Tuesday, June 9, 2015

The Badger Quill: Dry Fly Fishing Co Wicklow

The Avonmore river runs through oak forests, towering pines in the Vale of Avondale and the stunning Meeting of the Waters. The river rises above Roundwood in Lough Dan and travels over a granite bed for 35 miles till it enters the sea in Arklow. Just 50 mins from Dublin this remote angling location will give all anglers challenges and rewards.

It is the runs and pools that are the characters of this fast flowing river. Due to its high acidity the water is very hard and fish take that bit longer to grow. However there is a large stock of wild brown trout averaging 8 to 10 inches and there is quite a few larger fish to be hunted also.

Growing up on this river offered some serious challenges to a developing angler such as myself with the high acidity in the water fly hatches were sparse and the trout were very fussy when the decided to rise. Many good patterns were developed and used on this river to entice the wild trout from their hiding spots but for me one stands out the most; The Badger Quill.

Originally I tied with a Badger hackle stripped and using the quill from the feather to create the body; the tail and shoulder hackle was made of the same feather and a split starling wing capped off the fly. However you needed the right Cock Indian cape that would give you the quill for the body and it was not easy to find. The original dressing listed is with a natural stripped peacock quill. 

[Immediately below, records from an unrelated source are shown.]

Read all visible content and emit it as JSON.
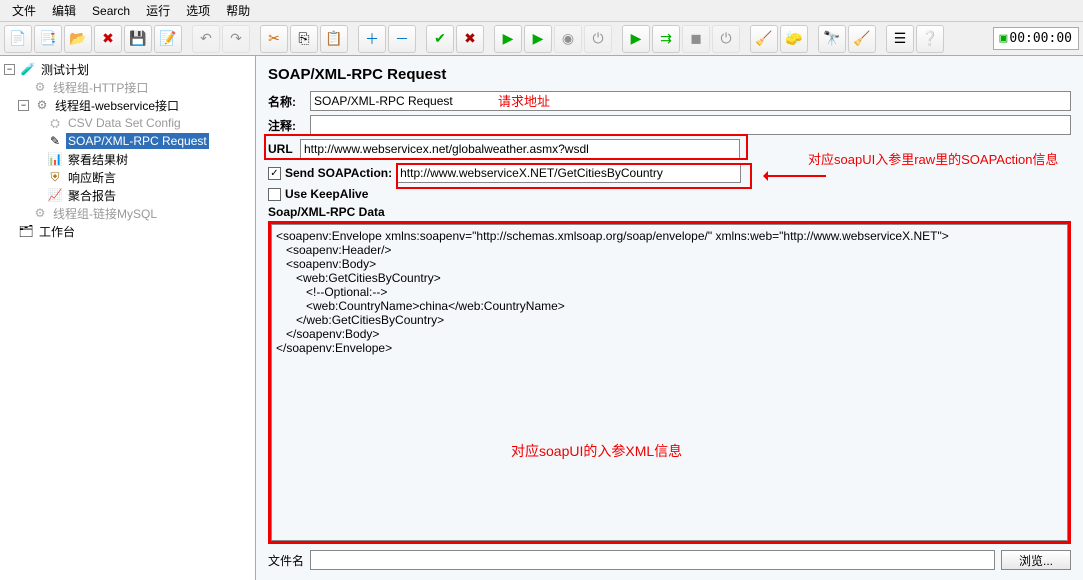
{
  "menu": {
    "items": [
      "文件",
      "编辑",
      "Search",
      "运行",
      "选项",
      "帮助"
    ]
  },
  "toolbar": {
    "buttons": [
      {
        "name": "new-icon",
        "glyph": "📄"
      },
      {
        "name": "templates-icon",
        "glyph": "📑"
      },
      {
        "name": "open-icon",
        "glyph": "📂"
      },
      {
        "name": "close-icon",
        "glyph": "✖"
      },
      {
        "name": "save-icon",
        "glyph": "💾"
      },
      {
        "name": "save-as-icon",
        "glyph": "📝"
      }
    ],
    "edit_group": [
      {
        "name": "undo-icon",
        "glyph": "↶",
        "disabled": true
      },
      {
        "name": "redo-icon",
        "glyph": "↷",
        "disabled": true
      }
    ],
    "clip_group": [
      {
        "name": "cut-icon",
        "glyph": "✂"
      },
      {
        "name": "copy-icon",
        "glyph": "⎘"
      },
      {
        "name": "paste-icon",
        "glyph": "📋"
      }
    ],
    "tree_group": [
      {
        "name": "expand-icon",
        "glyph": "＋"
      },
      {
        "name": "collapse-icon",
        "glyph": "－"
      }
    ],
    "toggle_group": [
      {
        "name": "enable-icon",
        "glyph": "✔"
      },
      {
        "name": "disable-icon",
        "glyph": "✖"
      }
    ],
    "run_group": [
      {
        "name": "start-icon",
        "glyph": "▶"
      },
      {
        "name": "start-no-pause-icon",
        "glyph": "▶"
      },
      {
        "name": "stop-icon",
        "glyph": "◉",
        "disabled": true
      },
      {
        "name": "shutdown-icon",
        "glyph": "⏻",
        "disabled": true
      }
    ],
    "remote_group": [
      {
        "name": "remote-start-icon",
        "glyph": "▶"
      },
      {
        "name": "remote-start-all-icon",
        "glyph": "⇉"
      },
      {
        "name": "remote-stop-icon",
        "glyph": "◼",
        "disabled": true
      },
      {
        "name": "remote-exit-icon",
        "glyph": "⏻",
        "disabled": true
      }
    ],
    "clear_group": [
      {
        "name": "clear-icon",
        "glyph": "🧹"
      },
      {
        "name": "clear-all-icon",
        "glyph": "🧽"
      }
    ],
    "search_group": [
      {
        "name": "search-icon",
        "glyph": "🔭"
      },
      {
        "name": "reset-search-icon",
        "glyph": "🧹"
      }
    ],
    "misc_group": [
      {
        "name": "function-helper-icon",
        "glyph": "☰"
      },
      {
        "name": "help-icon",
        "glyph": "❔"
      }
    ],
    "timer": "00:00:00"
  },
  "tree": {
    "root": {
      "label": "测试计划"
    },
    "group1": {
      "label": "线程组-HTTP接口",
      "disabled": true
    },
    "group2": {
      "label": "线程组-webservice接口"
    },
    "csv": {
      "label": "CSV Data Set Config",
      "disabled": true
    },
    "soap": {
      "label": "SOAP/XML-RPC Request",
      "selected": true
    },
    "result_tree": {
      "label": "察看结果树"
    },
    "assertion": {
      "label": "响应断言"
    },
    "aggregate": {
      "label": "聚合报告"
    },
    "group3": {
      "label": "线程组-链接MySQL",
      "disabled": true
    },
    "workbench": {
      "label": "工作台"
    }
  },
  "form": {
    "title": "SOAP/XML-RPC Request",
    "name_label": "名称:",
    "name_value": "SOAP/XML-RPC Request",
    "comment_label": "注释:",
    "url_label": "URL",
    "url_value": "http://www.webservicex.net/globalweather.asmx?wsdl",
    "send_soapaction_label": "Send SOAPAction:",
    "send_soapaction_checked": true,
    "soapaction_value": "http://www.webserviceX.NET/GetCitiesByCountry",
    "use_keepalive_label": "Use KeepAlive",
    "use_keepalive_checked": false,
    "data_label": "Soap/XML-RPC Data",
    "data_body": "<soapenv:Envelope xmlns:soapenv=\"http://schemas.xmlsoap.org/soap/envelope/\" xmlns:web=\"http://www.webserviceX.NET\">\n   <soapenv:Header/>\n   <soapenv:Body>\n      <web:GetCitiesByCountry>\n         <!--Optional:-->\n         <web:CountryName>china</web:CountryName>\n      </web:GetCitiesByCountry>\n   </soapenv:Body>\n</soapenv:Envelope>",
    "file_label": "文件名",
    "browse_label": "浏览..."
  },
  "annotations": {
    "url": "请求地址",
    "soapaction": "对应soapUI入参里raw里的SOAPAction信息",
    "body": "对应soapUI的入参XML信息"
  }
}
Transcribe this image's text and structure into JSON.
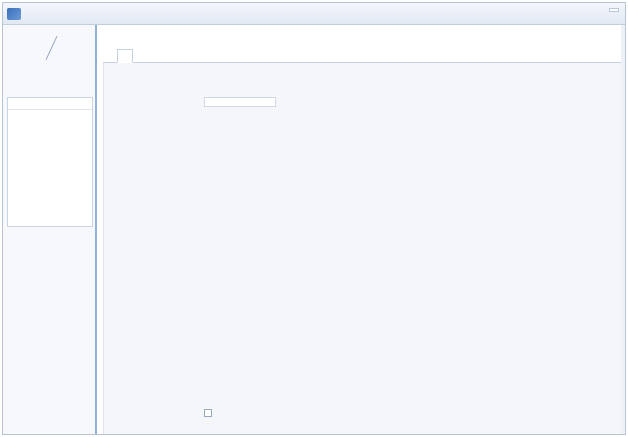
{
  "topbar": {
    "logo_text": "",
    "account": "",
    "links": [
      "",
      ""
    ],
    "right_items": [
      "",
      ""
    ]
  },
  "sidebar": {
    "quick_actions": [
      "",
      ""
    ],
    "compose_label": "",
    "panel_tabs": [
      "",
      "",
      ""
    ],
    "items": [
      {
        "label": "",
        "count": ""
      },
      {
        "label": "",
        "count": ""
      },
      {
        "label": "",
        "count": ""
      },
      {
        "label": "",
        "count": ""
      },
      {
        "label": "",
        "count": ""
      },
      {
        "label": "",
        "count": ""
      }
    ]
  },
  "main": {
    "page_title": "",
    "tabs": [
      "",
      "",
      "",
      "",
      "",
      "",
      "",
      "",
      "",
      ""
    ],
    "active_tab_index": 1,
    "sections": [
      {
        "title": "",
        "field_label": "",
        "field_value": "",
        "options": [
          {
            "label": "",
            "desc": ""
          },
          {
            "label": "",
            "desc": ""
          },
          {
            "label": "",
            "desc": ""
          }
        ]
      },
      {
        "title": "",
        "options": [
          {
            "label": "",
            "desc": ""
          },
          {
            "label": "",
            "desc": ""
          },
          {
            "label": "",
            "desc": ""
          },
          {
            "label": "",
            "desc": ""
          }
        ]
      },
      {
        "title": "",
        "checkbox_label": "",
        "checkbox_desc": ""
      }
    ]
  },
  "colors": {
    "link": "#3b63b3",
    "sidebar_border": "#8fb1dc",
    "content_bg": "#f4f6f9"
  }
}
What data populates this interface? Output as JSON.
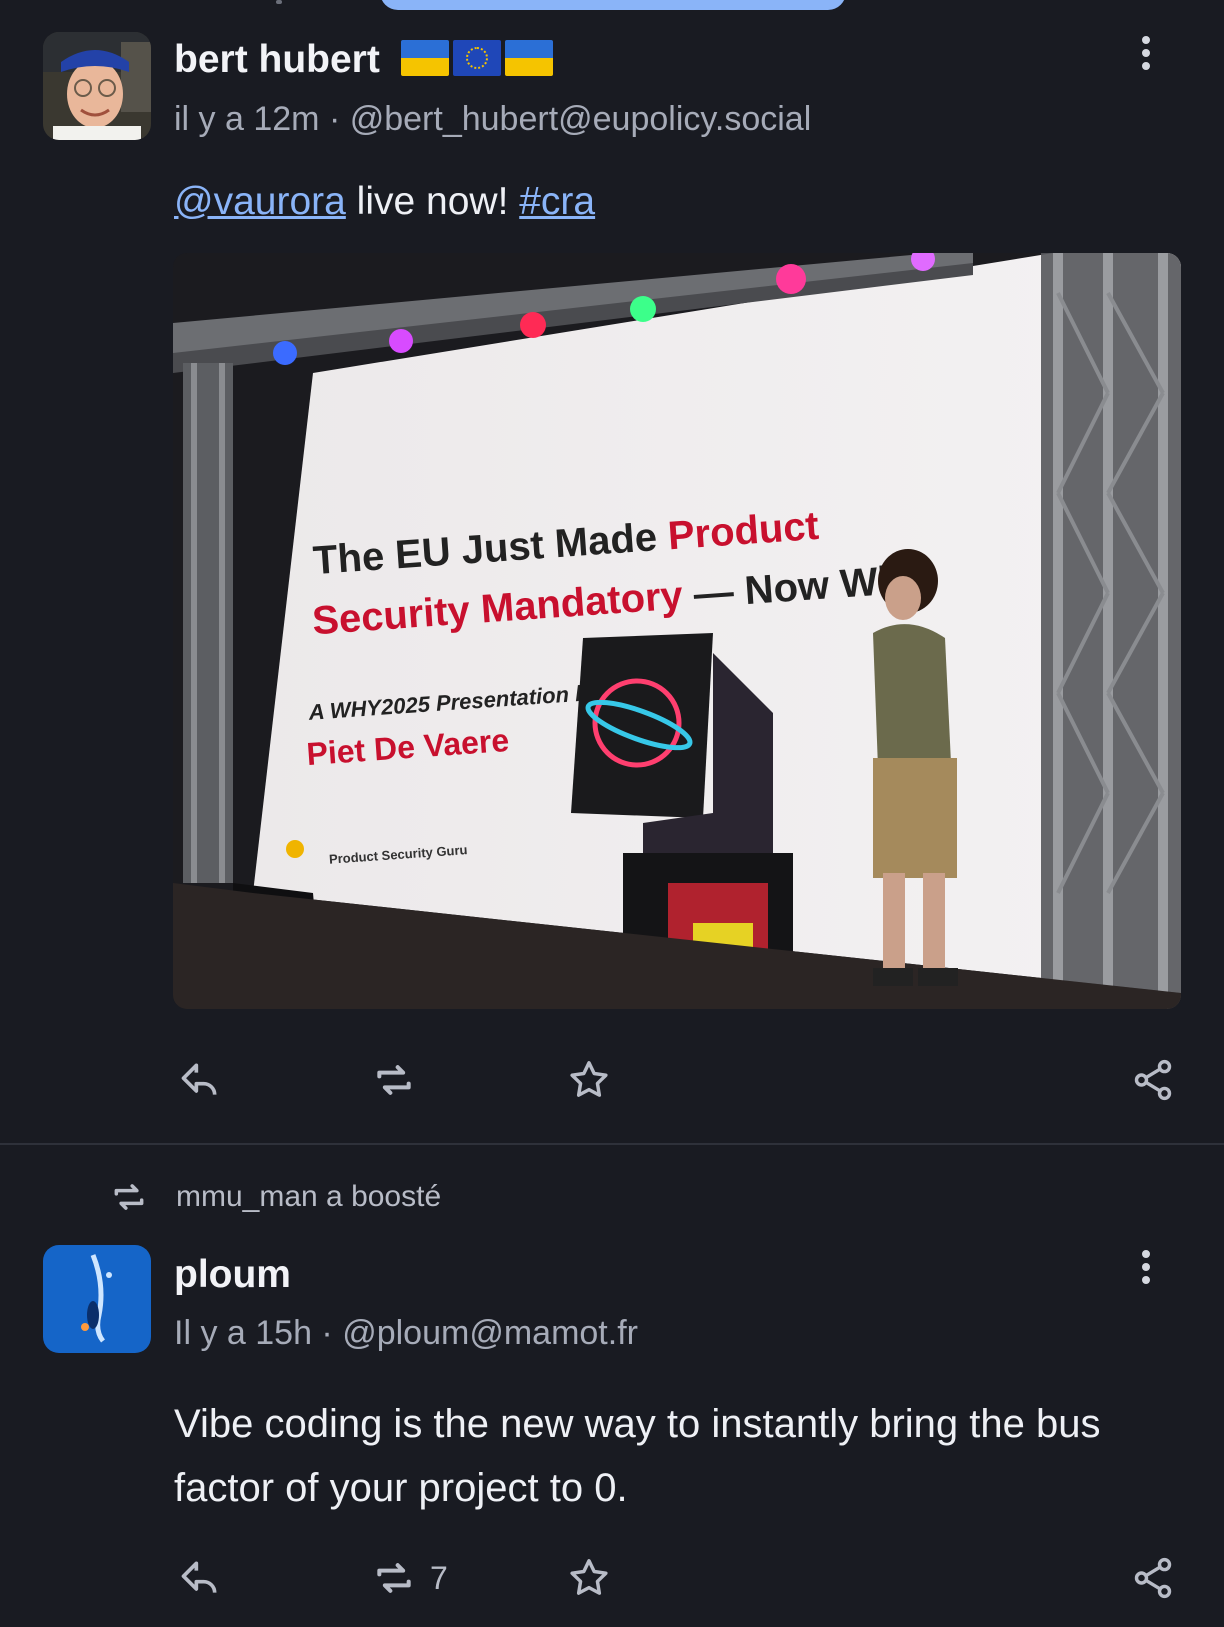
{
  "colors": {
    "background": "#191b22",
    "link": "#8ab4f8",
    "muted": "#a6abb8",
    "text": "#eef0f5"
  },
  "posts": [
    {
      "author": {
        "display_name": "bert hubert",
        "flags": [
          "ukraine-flag",
          "eu-flag",
          "ukraine-flag"
        ]
      },
      "time": "il y a 12m",
      "separator": " · ",
      "handle": "@bert_hubert@eupolicy.social",
      "content": {
        "mention": "@vaurora",
        "text": " live now! ",
        "hashtag": "#cra"
      },
      "image": {
        "slide_title_1": "The EU Just Made ",
        "slide_title_1_red": "Product",
        "slide_title_2_red": "Security Mandatory",
        "slide_title_2": " — Now Wha",
        "slide_sub": "A WHY2025 Presentation by",
        "slide_speaker": "Piet De Vaere",
        "slide_footer": "Product Security Guru"
      },
      "actions": {
        "reply_icon": "reply-icon",
        "boost_icon": "boost-icon",
        "favourite_icon": "star-icon",
        "share_icon": "share-icon",
        "boost_count": ""
      }
    },
    {
      "boosted_by": "mmu_man a boosté",
      "author": {
        "display_name": "ploum"
      },
      "time": "Il y a 15h",
      "separator": " · ",
      "handle": "@ploum@mamot.fr",
      "content": {
        "line1": "Vibe coding is the new way to instantly bring the bus",
        "line2": "factor of your project to 0."
      },
      "actions": {
        "reply_icon": "reply-icon",
        "boost_icon": "boost-icon",
        "favourite_icon": "star-icon",
        "share_icon": "share-icon",
        "boost_count": "7"
      }
    }
  ]
}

Its hard to beat the original dressing  but this version is just as effective and the materials are easier to get hold of, the tail is Coc De Leon as I use in most if not all my dries and nymphs as tails. The body on the size 18 or 16 hook is the quill from the Coc De Leon feather, its the closest thing I can find to give the quill bodied look as the original, a light coat of varnish to hold the quill in place and I add the CDC wing.

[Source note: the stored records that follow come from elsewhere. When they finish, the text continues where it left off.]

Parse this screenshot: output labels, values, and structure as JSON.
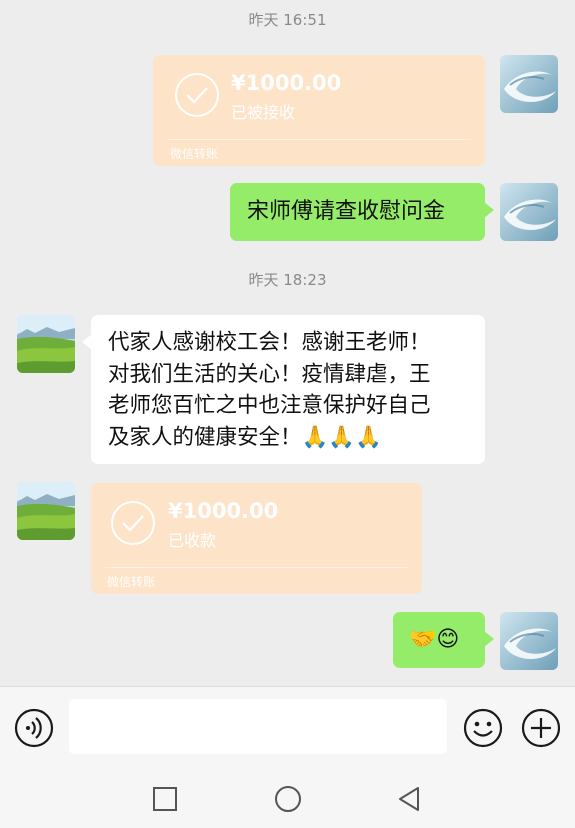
{
  "chat": {
    "timestamp1": "昨天 16:51",
    "timestamp2": "昨天 18:23",
    "transfer_out": {
      "amount": "¥1000.00",
      "status": "已被接收",
      "footer": "微信转账"
    },
    "message_sent_1": "宋师傅请查收慰问金",
    "message_received_1": {
      "line1": "代家人感谢校工会！感谢王老师！",
      "line2": "对我们生活的关心！疫情肆虐，王",
      "line3": "老师您百忙之中也注意保护好自己",
      "line4": "及家人的健康安全！🙏🙏🙏"
    },
    "transfer_in": {
      "amount": "¥1000.00",
      "status": "已收款",
      "footer": "微信转账"
    },
    "message_sent_2": "🤝😊"
  },
  "icons": {
    "voice": "voice-icon",
    "emoji": "emoji-icon",
    "add": "plus-icon",
    "nav_recent": "square-icon",
    "nav_home": "circle-icon",
    "nav_back": "triangle-back-icon"
  },
  "colors": {
    "background": "#ededed",
    "sent_bubble": "#95ec69",
    "received_bubble": "#ffffff",
    "transfer_card": "#fde3c8"
  }
}
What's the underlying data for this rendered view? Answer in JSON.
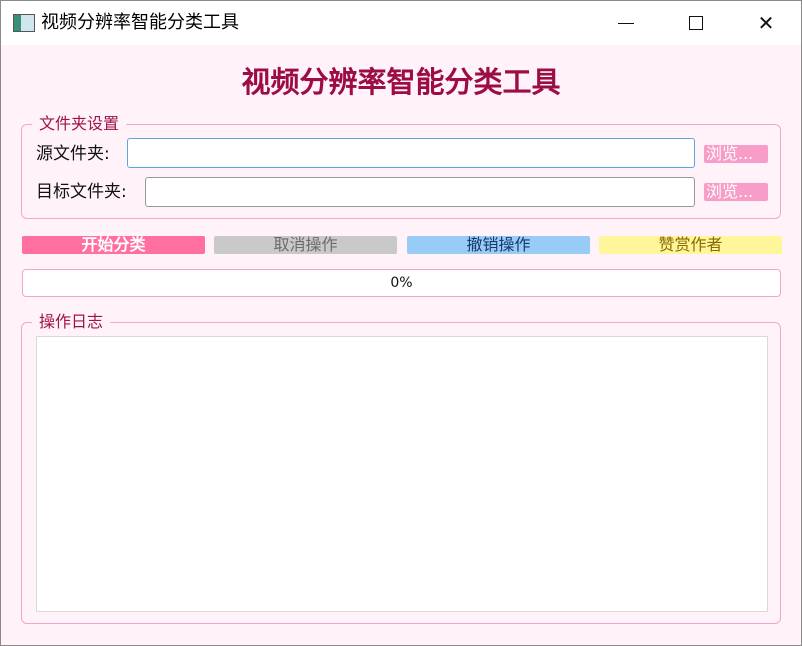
{
  "window": {
    "title": "视频分辨率智能分类工具",
    "app_icon": "app-icon",
    "controls": {
      "minimize_icon": "minimize-icon",
      "maximize_icon": "maximize-icon",
      "close_icon": "close-icon",
      "close_glyph": "✕"
    }
  },
  "heading": "视频分辨率智能分类工具",
  "folder_settings": {
    "legend": "文件夹设置",
    "source_label": "源文件夹:",
    "source_value": "",
    "target_label": "目标文件夹:",
    "target_value": "",
    "browse_label": "浏览..."
  },
  "actions": {
    "start": "开始分类",
    "cancel": "取消操作",
    "undo": "撤销操作",
    "donate": "赞赏作者"
  },
  "progress": {
    "value": 0,
    "text": "0%"
  },
  "log": {
    "legend": "操作日志",
    "content": ""
  },
  "colors": {
    "accent": "#ff6fa0",
    "heading": "#9c0d45",
    "background": "#fff2f8",
    "cancel": "#c9c9c9",
    "undo": "#99cbf7",
    "donate": "#fff59a"
  }
}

The hackle is a small badger cock hackle and I put one turn on the under side of the wing to prop it up a little and one and a half turns at the head of the fly. The fly is finished and an old dressing is ready to take trout after trout in the Late May summer evenings.  
With the modern developments in fly tying and materials some of our old and tested dressings are being forgotten, when these patterns are still as effective today as they were the first time there designers through them on the water. I like to fish these fly's regularly and they constantly produce great fishing if you haven't fished this fly before or remember it from older days then its time to get on the vice and get them back on the water, you wont regret it.  
I hope you enjoy tying these patterns and enjoy fishing them even more then I have had. If you would like any of these flies or any other patterns of you choice you can find my contact details on the right side of the blog. Thank you for reading and tight lines.

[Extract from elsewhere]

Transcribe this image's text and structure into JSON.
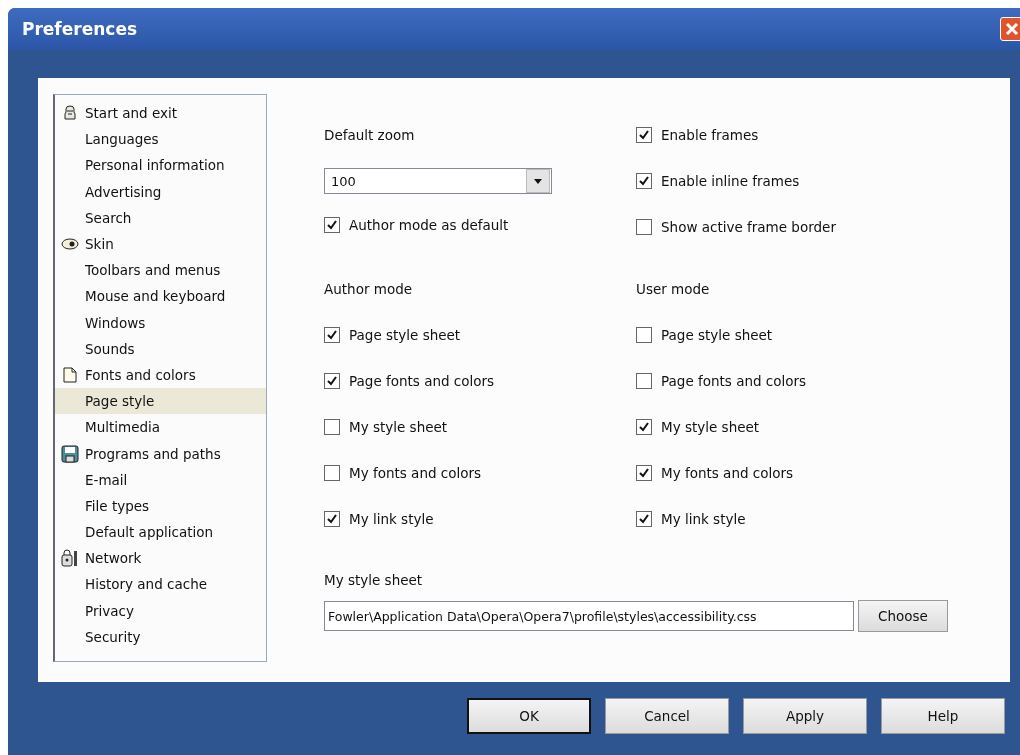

1 comment:

  1. Hi Peter, it is very pleasing to see old patterns still being used. I will tie this one and try it on our British Columbia streams.